The city symphony was desperate to revitalize an aging subscriber base with performance events that would engage a younger audience. The artistic director had heard of a concert that combined “animated video” performed with live orchestra. They wanted an original “animated video’ to be performed live and in sync with the symphony’s performance of Olivier Messiaen’s Turangalila Symphonie. This symphony is 75 minutes in length and regarded as one of the most challenging orchestral works to perform; it is also, for many audience members, one of the most difficult to listen to.
The composer had synesthesia—he saw visions with music. In its fullest expression, it seemed fitting that his work would be experienced both visually and aurally. However, the city’s grand symphony hall, restored to its 1915 vaudevillian rococo splendor, presented considerable challenges to large-scale projection.
It seemed that the solution was to break away from the rectangular screen and immerse the audience in a sustained and choreographed display that partnered with the space. For visual inspiration, the designer looked at evocative avant-garde films and abstract visual music. The animations were composited on black backgrounds so they feathered into the architecture. As a result, the room, with its elaborate flourishes, came and went—revealed then gone—as the images moved and enveloped.
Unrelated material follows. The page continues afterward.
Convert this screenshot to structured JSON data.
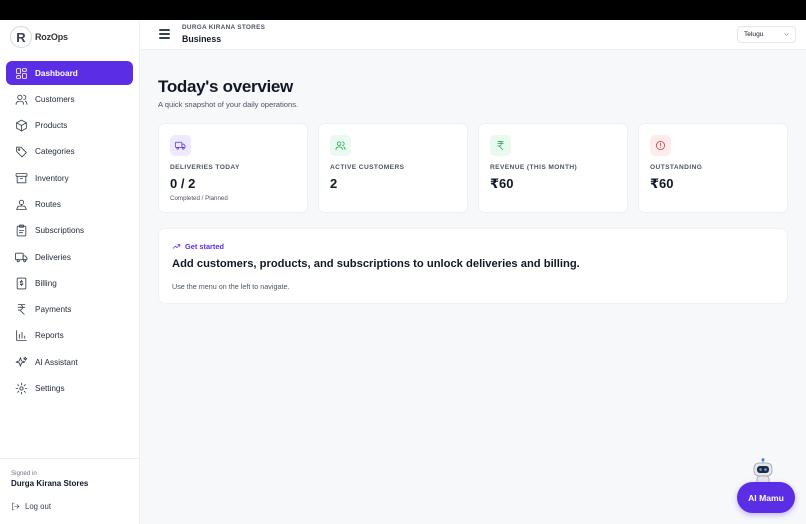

Quiet, tender at times, creepy, odd then swelling to glorious crescendo.
Rose Bond (director, producer, lead animator), Zak Margolis (composite artist, lead animator), Steve Farris Rochelle (programming, tech design)
5,568 sq ft
Charles Calmer, Carlos Kalmer, Zak Margolis, Steve Farris